Methods: Clinical data were abstracted from the records of 2099 patients at 26 general practices in South London. Cross-sectional data for 2005 were obtained for all general practices in England, including characteristics of registered populations, practice organizational characteristics and 'Quality and Outcomes Framework' (QOF) metabolic targets.
Results: Among 26 practices in South London, the median practice-specific proportion of patients achieving HbA(1c) < or = 7.4% each year increased: 2000, 22%; 2001, 32%; 2002, 37%; 2003, 38% and in 2005 from QOF, 57%. In 8484 general practices in England in 2005, the median proportion of diabetic patients with HbA(1c) < or = 7.4% was 59.0%; the highest and lowest centiles ranged from 27.7 to 89.8% among general practices, from 46.9 to 71.0% among 303 primary care trusts and from 49.9 to 67.1.% among 28 health authorities.

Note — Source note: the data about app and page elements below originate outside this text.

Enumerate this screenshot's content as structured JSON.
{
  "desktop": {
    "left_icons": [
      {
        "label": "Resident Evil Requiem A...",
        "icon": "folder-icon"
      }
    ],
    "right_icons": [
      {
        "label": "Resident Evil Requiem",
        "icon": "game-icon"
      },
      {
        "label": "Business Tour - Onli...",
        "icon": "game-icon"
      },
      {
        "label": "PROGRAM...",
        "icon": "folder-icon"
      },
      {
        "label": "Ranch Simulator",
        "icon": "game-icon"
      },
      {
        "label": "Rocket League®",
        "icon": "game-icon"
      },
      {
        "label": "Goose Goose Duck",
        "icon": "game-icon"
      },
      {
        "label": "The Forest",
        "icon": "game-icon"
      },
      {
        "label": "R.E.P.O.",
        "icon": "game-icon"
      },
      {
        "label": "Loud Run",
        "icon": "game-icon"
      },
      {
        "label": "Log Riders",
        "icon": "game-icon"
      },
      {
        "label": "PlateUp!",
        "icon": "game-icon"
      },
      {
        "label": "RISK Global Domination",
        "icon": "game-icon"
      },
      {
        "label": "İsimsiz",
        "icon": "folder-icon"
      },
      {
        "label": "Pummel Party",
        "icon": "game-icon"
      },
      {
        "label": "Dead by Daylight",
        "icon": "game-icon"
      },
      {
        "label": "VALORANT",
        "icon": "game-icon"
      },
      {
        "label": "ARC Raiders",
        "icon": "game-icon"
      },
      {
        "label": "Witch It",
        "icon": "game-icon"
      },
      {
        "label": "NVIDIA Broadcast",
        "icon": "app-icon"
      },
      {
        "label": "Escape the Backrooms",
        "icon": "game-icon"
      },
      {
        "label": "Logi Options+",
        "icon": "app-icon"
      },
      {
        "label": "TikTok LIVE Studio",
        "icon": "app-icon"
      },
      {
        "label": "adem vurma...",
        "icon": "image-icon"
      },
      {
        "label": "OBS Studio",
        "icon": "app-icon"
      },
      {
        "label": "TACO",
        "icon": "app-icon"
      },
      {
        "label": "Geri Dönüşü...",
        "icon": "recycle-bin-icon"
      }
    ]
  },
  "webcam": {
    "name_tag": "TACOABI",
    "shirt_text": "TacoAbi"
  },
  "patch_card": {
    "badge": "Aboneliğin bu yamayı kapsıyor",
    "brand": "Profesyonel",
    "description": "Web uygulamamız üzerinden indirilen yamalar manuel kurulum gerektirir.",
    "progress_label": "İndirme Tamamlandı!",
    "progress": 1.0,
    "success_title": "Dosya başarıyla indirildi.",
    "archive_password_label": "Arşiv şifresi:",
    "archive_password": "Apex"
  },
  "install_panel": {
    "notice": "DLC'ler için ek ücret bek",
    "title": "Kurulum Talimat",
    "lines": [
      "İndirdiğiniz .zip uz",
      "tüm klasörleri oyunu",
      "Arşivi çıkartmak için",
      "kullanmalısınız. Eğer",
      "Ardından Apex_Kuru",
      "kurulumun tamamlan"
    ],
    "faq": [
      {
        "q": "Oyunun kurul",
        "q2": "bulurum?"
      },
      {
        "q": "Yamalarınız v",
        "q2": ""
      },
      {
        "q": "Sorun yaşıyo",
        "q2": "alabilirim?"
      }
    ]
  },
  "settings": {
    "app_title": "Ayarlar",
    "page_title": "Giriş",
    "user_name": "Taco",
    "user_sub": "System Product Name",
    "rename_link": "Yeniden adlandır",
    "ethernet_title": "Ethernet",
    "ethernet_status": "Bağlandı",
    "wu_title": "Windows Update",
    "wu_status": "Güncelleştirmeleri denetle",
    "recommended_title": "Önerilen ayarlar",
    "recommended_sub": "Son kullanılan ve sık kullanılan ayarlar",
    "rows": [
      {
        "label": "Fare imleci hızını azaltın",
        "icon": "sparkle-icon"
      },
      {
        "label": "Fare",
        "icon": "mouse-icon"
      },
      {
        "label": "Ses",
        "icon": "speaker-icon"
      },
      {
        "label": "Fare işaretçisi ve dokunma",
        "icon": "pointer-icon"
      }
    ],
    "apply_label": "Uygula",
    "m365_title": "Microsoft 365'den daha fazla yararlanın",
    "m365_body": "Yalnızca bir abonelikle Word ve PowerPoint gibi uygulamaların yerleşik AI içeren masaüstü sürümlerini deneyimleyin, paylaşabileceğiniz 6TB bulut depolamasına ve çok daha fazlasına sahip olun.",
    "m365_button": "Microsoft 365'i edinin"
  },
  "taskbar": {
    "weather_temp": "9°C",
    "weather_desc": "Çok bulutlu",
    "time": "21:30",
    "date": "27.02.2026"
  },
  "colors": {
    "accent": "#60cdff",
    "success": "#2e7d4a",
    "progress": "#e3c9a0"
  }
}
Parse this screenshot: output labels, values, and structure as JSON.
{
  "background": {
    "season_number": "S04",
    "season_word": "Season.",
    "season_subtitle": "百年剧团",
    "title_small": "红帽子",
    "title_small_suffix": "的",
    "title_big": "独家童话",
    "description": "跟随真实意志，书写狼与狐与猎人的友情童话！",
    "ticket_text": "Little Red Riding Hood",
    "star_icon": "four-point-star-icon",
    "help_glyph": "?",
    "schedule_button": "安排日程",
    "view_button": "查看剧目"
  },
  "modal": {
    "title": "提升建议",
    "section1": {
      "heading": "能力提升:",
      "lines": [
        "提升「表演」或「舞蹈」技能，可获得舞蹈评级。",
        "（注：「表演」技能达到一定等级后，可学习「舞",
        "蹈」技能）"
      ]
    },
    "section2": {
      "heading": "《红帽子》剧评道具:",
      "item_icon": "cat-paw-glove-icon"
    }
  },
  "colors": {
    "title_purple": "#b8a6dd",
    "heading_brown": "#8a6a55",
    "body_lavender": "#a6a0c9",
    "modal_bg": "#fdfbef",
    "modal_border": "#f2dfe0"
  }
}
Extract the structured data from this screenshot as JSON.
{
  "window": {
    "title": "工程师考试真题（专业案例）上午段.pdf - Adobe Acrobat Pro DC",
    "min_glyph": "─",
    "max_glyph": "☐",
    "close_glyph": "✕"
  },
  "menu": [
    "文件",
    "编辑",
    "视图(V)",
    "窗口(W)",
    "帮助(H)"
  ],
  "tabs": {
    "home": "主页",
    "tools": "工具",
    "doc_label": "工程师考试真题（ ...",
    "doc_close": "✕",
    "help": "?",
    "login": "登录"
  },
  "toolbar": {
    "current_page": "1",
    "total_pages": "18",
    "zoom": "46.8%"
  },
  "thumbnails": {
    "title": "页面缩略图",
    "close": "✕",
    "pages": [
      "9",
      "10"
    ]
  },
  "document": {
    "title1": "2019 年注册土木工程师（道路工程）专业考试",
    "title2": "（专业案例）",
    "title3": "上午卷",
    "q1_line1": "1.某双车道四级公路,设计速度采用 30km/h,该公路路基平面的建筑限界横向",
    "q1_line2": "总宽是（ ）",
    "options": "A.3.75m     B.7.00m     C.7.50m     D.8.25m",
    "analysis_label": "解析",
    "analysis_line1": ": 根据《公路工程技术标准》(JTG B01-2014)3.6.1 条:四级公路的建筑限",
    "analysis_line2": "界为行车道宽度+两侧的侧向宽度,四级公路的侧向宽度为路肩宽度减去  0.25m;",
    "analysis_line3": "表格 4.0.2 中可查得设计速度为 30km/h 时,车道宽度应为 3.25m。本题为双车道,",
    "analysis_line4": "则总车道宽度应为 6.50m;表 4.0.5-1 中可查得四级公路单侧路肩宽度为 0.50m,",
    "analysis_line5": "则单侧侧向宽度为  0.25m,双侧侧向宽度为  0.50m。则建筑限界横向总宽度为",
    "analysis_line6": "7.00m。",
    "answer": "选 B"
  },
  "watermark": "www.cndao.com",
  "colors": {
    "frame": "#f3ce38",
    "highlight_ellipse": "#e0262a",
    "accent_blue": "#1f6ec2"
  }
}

Comparing the highest and lowest tertiles of deprivation, the per cent achieving HbA(1c) < or = 7.4% was 2.96% (95% confidence interval 2.23-3.69%) lower in the most deprived areas. In areas with the highest proportion of ethnic minorities, the per cent achieving HbA(1c) < or = 7.4% was 2.73% (1.85-3.61%) lower than where there were few ethnic minorities. Practices with the highest total QOF organization scores had more patients achieving the HbA(1c) target (difference 5.03%, 4.43-5.64%).
Conclusions: Intermediate outcomes are improving but deprived areas with less organized services achieve worse glycaemic control. Financial incentives may contribute to improved services and better clinical outcomes.